▸ **ABOUT THIS TASK**: What lines in the listing include "クラフト封筒"? Return a copy of each.
***
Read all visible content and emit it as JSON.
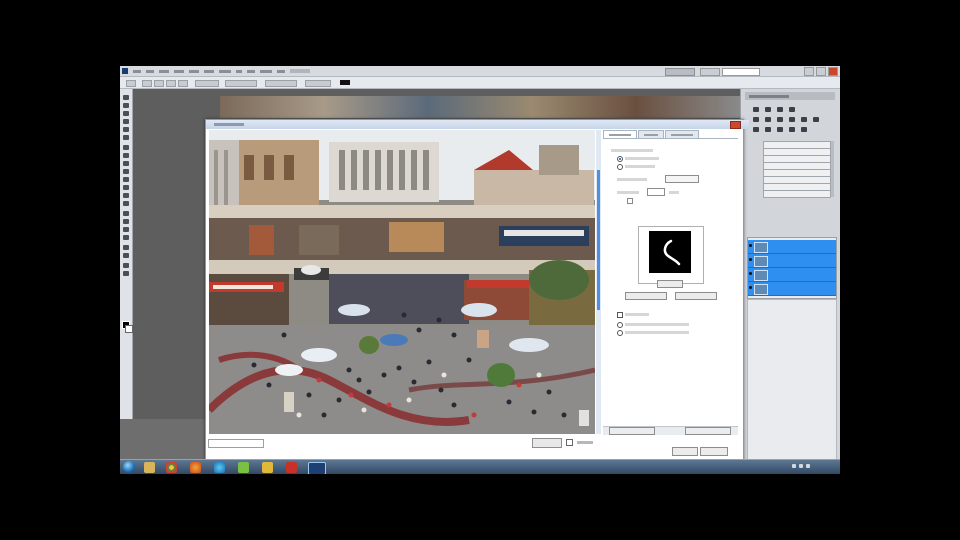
{
  "window": {
    "title": ""
  },
  "menu": {
    "items": [
      "",
      "",
      "",
      "",
      "",
      "",
      "",
      "",
      "",
      "",
      "",
      ""
    ]
  },
  "toolbar": {
    "zoom": ""
  },
  "dialog": {
    "title": "",
    "tabs": [
      "",
      "",
      ""
    ],
    "zoom_value": "",
    "preview_button": "",
    "preview_label": "",
    "ok": "",
    "cancel": ""
  },
  "settings": {
    "section_title": "",
    "radio_1": "",
    "radio_2": "",
    "select_1_label": "",
    "select_1_value": "",
    "field_label": "",
    "field_value": "",
    "tip_label": "",
    "btn_1": "",
    "btn_2": "",
    "checkbox_label": "",
    "option_1": "",
    "option_2": ""
  },
  "right_panel": {
    "title": "",
    "list": [
      "",
      "",
      "",
      "",
      "",
      "",
      "",
      ""
    ]
  },
  "layers": [
    {
      "name": ""
    },
    {
      "name": ""
    },
    {
      "name": ""
    },
    {
      "name": ""
    }
  ],
  "taskbar": {
    "clock_time": "",
    "clock_date": ""
  },
  "colors": {
    "accent_selection": "#2f8ff0",
    "taskbar": "#2f4660",
    "close_button": "#c9482e"
  }
}
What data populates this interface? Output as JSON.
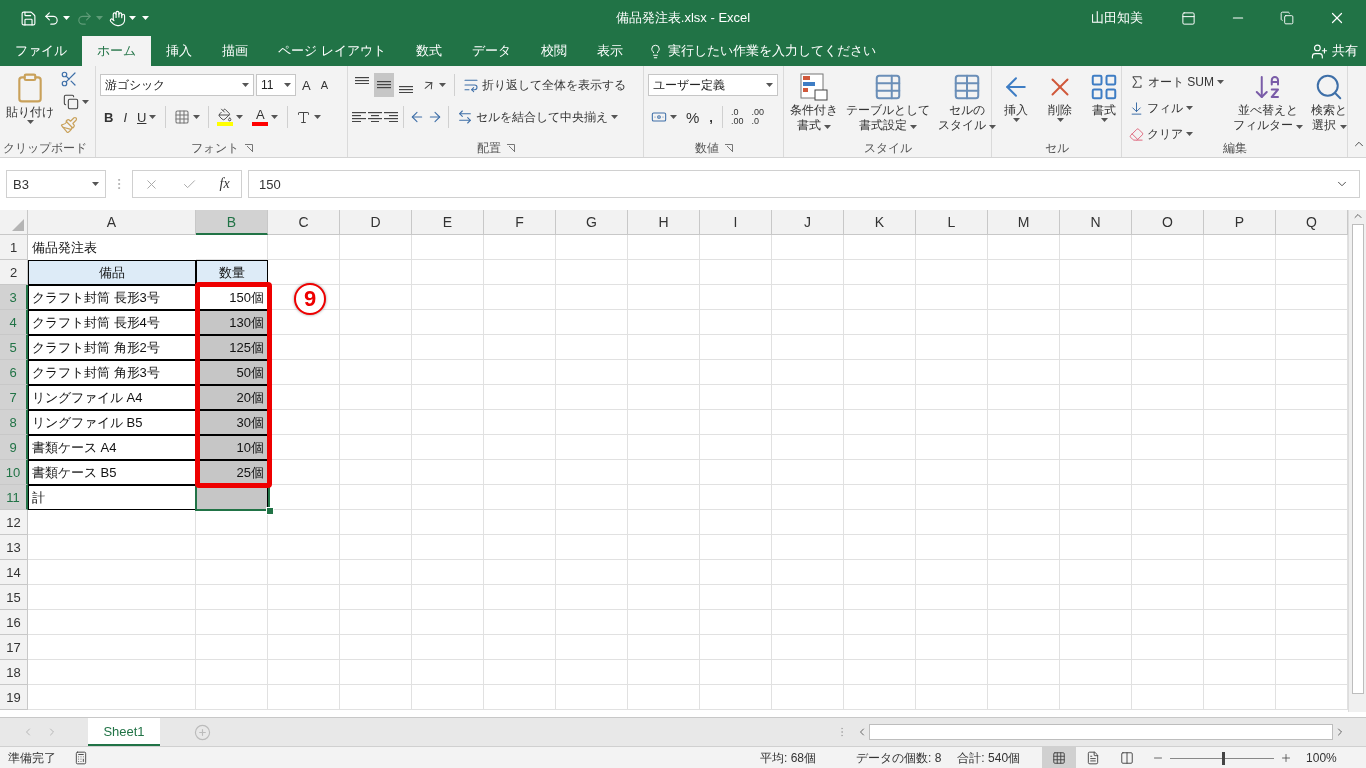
{
  "title_bar": {
    "title": "備品発注表.xlsx  -  Excel",
    "user": "山田知美",
    "redo_disabled": true
  },
  "tabs": [
    {
      "label": "ファイル",
      "selected": false
    },
    {
      "label": "ホーム",
      "selected": true
    },
    {
      "label": "挿入",
      "selected": false
    },
    {
      "label": "描画",
      "selected": false
    },
    {
      "label": "ページ レイアウト",
      "selected": false
    },
    {
      "label": "数式",
      "selected": false
    },
    {
      "label": "データ",
      "selected": false
    },
    {
      "label": "校閲",
      "selected": false
    },
    {
      "label": "表示",
      "selected": false
    }
  ],
  "tell_me": {
    "placeholder": "実行したい作業を入力してください"
  },
  "share": "共有",
  "ribbon": {
    "clipboard": {
      "label": "クリップボード",
      "paste": "貼り付け"
    },
    "font": {
      "label": "フォント",
      "font_name": "游ゴシック",
      "font_size": "11",
      "grow": "A",
      "shrink": "A",
      "bold": "B",
      "italic": "I",
      "underline": "U",
      "font_color": "A"
    },
    "alignment": {
      "label": "配置",
      "vertical_align": [
        {
          "selected": false
        },
        {
          "selected": true
        },
        {
          "selected": false
        }
      ],
      "wrap_text": "折り返して全体を表示する",
      "merge_center": "セルを結合して中央揃え"
    },
    "number": {
      "label": "数値",
      "format": "ユーザー定義",
      "percent": "%",
      "comma": ",",
      "increase_decimal": [
        ".0",
        ".00"
      ],
      "decrease_decimal": [
        ".00",
        ".0"
      ]
    },
    "styles": {
      "label": "スタイル",
      "buttons": [
        [
          "条件付き",
          "書式"
        ],
        [
          "テーブルとして",
          "書式設定"
        ],
        [
          "セルの",
          "スタイル"
        ]
      ]
    },
    "cells": {
      "label": "セル",
      "buttons": [
        "挿入",
        "削除",
        "書式"
      ]
    },
    "editing": {
      "label": "編集",
      "autosum": "オート SUM",
      "fill": "フィル",
      "clear": "クリア",
      "sort_filter": [
        "並べ替えと",
        "フィルター"
      ],
      "find_select": [
        "検索と",
        "選択"
      ]
    }
  },
  "formula_bar": {
    "name_box": "B3",
    "function_glyph": "fx",
    "formula": "150"
  },
  "sheet": {
    "columns": [
      {
        "letter": "A",
        "selected": false
      },
      {
        "letter": "B",
        "selected": true
      },
      {
        "letter": "C",
        "selected": false
      },
      {
        "letter": "D",
        "selected": false
      },
      {
        "letter": "E",
        "selected": false
      },
      {
        "letter": "F",
        "selected": false
      },
      {
        "letter": "G",
        "selected": false
      },
      {
        "letter": "H",
        "selected": false
      },
      {
        "letter": "I",
        "selected": false
      },
      {
        "letter": "J",
        "selected": false
      },
      {
        "letter": "K",
        "selected": false
      },
      {
        "letter": "L",
        "selected": false
      },
      {
        "letter": "M",
        "selected": false
      },
      {
        "letter": "N",
        "selected": false
      },
      {
        "letter": "O",
        "selected": false
      },
      {
        "letter": "P",
        "selected": false
      },
      {
        "letter": "Q",
        "selected": false
      }
    ],
    "rows": [
      {
        "number": "1",
        "kind": "title",
        "selected": false,
        "a": "備品発注表"
      },
      {
        "number": "2",
        "kind": "header",
        "selected": false,
        "a": "備品",
        "b": {
          "text": "数量",
          "selected": false,
          "active": false,
          "boxed": false
        }
      },
      {
        "number": "3",
        "kind": "item",
        "selected": true,
        "a": "クラフト封筒 長形3号",
        "b": {
          "text": "150個",
          "selected": true,
          "active": true,
          "boxed": true
        }
      },
      {
        "number": "4",
        "kind": "item",
        "selected": true,
        "a": "クラフト封筒 長形4号",
        "b": {
          "text": "130個",
          "selected": true,
          "active": false,
          "boxed": true
        }
      },
      {
        "number": "5",
        "kind": "item",
        "selected": true,
        "a": "クラフト封筒 角形2号",
        "b": {
          "text": "125個",
          "selected": true,
          "active": false,
          "boxed": true
        }
      },
      {
        "number": "6",
        "kind": "item",
        "selected": true,
        "a": "クラフト封筒 角形3号",
        "b": {
          "text": "50個",
          "selected": true,
          "active": false,
          "boxed": true
        }
      },
      {
        "number": "7",
        "kind": "item",
        "selected": true,
        "a": "リングファイル A4",
        "b": {
          "text": "20個",
          "selected": true,
          "active": false,
          "boxed": true
        }
      },
      {
        "number": "8",
        "kind": "item",
        "selected": true,
        "a": "リングファイル B5",
        "b": {
          "text": "30個",
          "selected": true,
          "active": false,
          "boxed": true
        }
      },
      {
        "number": "9",
        "kind": "item",
        "selected": true,
        "a": "書類ケース A4",
        "b": {
          "text": "10個",
          "selected": true,
          "active": false,
          "boxed": true
        }
      },
      {
        "number": "10",
        "kind": "item",
        "selected": true,
        "a": "書類ケース B5",
        "b": {
          "text": "25個",
          "selected": true,
          "active": false,
          "boxed": true
        }
      },
      {
        "number": "11",
        "kind": "total",
        "selected": true,
        "a": "計",
        "b": {
          "selected": true,
          "active": false,
          "boxed": false
        }
      },
      {
        "number": "12",
        "kind": "empty",
        "selected": false
      },
      {
        "number": "13",
        "kind": "empty",
        "selected": false
      },
      {
        "number": "14",
        "kind": "empty",
        "selected": false
      },
      {
        "number": "15",
        "kind": "empty",
        "selected": false
      },
      {
        "number": "16",
        "kind": "empty",
        "selected": false
      },
      {
        "number": "17",
        "kind": "empty",
        "selected": false
      },
      {
        "number": "18",
        "kind": "empty",
        "selected": false
      },
      {
        "number": "19",
        "kind": "empty",
        "selected": false
      }
    ],
    "callout": "9"
  },
  "sheet_tabs": [
    {
      "label": "Sheet1",
      "selected": true
    }
  ],
  "status_bar": {
    "ready": "準備完了",
    "stats": [
      "平均: 68個",
      "データの個数: 8",
      "合計: 540個"
    ],
    "views": [
      {
        "selected": true
      },
      {
        "selected": false
      },
      {
        "selected": false
      }
    ],
    "zoom": {
      "level": 0.5,
      "reading": "100%"
    }
  }
}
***
▸ **YOUR RESPONSE**:
        "a": "クラフト封筒 長形3号",
        "a": "クラフト封筒 長形4号",
        "a": "クラフト封筒 角形2号",
        "a": "クラフト封筒 角形3号",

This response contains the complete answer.